  • Author(s) / Creator(s)
  • Multiple sclerosis (MS) is a common cause of non-traumatic neurologic disability with
    high incidence in many developed countries. Although the etiology of the disease
    remains elusive, it is thought to entail genetic and environmental causes, and microbial
    pathogens have also been envisioned as contributors to the phenotype. We conducted
    a metagenomic survey in cerebrospinal fluid (CSF) from 28 MS patients and 15 patients
    suffering other type of neurological conditions. We detected bacterial reads in eight out
    of the 15 non-MS patients and in a single MS patient, at an abundance >1% of total
    classified reads. Two patients were of special interest: one non-MS patient harbored
    ∼73% bacterial reads, while an MS patient had ∼83% bacterial reads. In the former
    case, Veillonella parvula, a bacterium occasionally found associated with meningitis was

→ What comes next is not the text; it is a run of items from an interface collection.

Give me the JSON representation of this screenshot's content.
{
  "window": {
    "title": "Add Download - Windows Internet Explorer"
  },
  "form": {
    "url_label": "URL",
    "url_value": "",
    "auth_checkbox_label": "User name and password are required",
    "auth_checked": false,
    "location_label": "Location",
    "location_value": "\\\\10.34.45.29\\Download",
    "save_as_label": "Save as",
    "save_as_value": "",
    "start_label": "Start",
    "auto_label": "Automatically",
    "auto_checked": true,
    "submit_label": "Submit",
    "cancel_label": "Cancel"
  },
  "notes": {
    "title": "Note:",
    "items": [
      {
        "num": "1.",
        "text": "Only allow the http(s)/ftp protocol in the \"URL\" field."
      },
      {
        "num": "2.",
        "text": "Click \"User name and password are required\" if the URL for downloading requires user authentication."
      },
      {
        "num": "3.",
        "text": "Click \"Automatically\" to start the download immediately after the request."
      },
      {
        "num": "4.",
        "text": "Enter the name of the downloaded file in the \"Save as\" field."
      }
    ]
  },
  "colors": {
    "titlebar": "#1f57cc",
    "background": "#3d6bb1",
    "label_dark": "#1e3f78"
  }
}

    the predominant species, whilst Kocuria flava, apparently an environmental bacterium,
    predominated in the latter case. Thirty-four out of 43 samples contained <1%
    bacterial reads, which we regard as cross- or environmental contamination. A few viral

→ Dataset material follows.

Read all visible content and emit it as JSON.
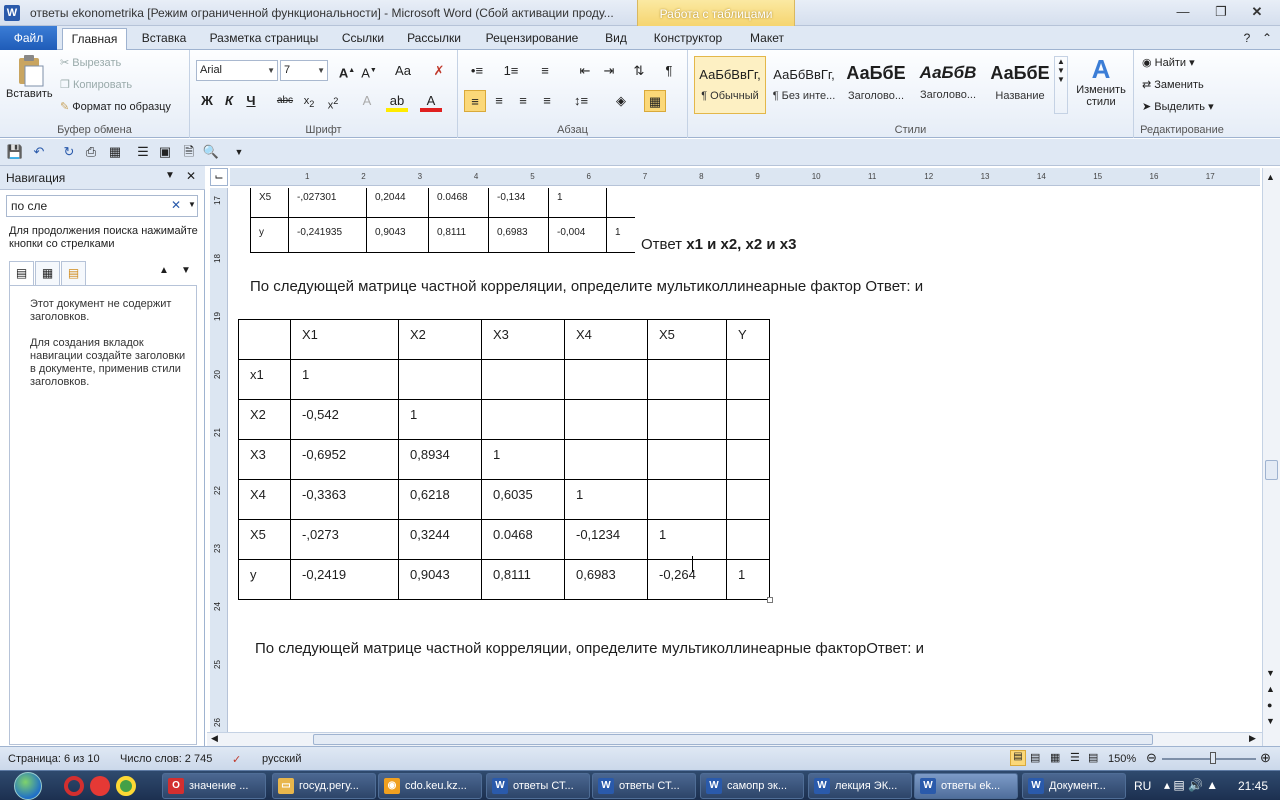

    reads corresponding to Epstein-Barr virus, cytomegalovirus, and parvovirus were also
    identified. Our results suggest that CSF of MS patients is often (but not always) free of
    microbial DNA.

  • Date created
    2017-01-06
  • Subjects / Keywords
  • Type of Item
    Article (Published)
  • DOI
    https://doi.org/10.7939/R3TD9NN7M
  • License
    Attribution 4.0 International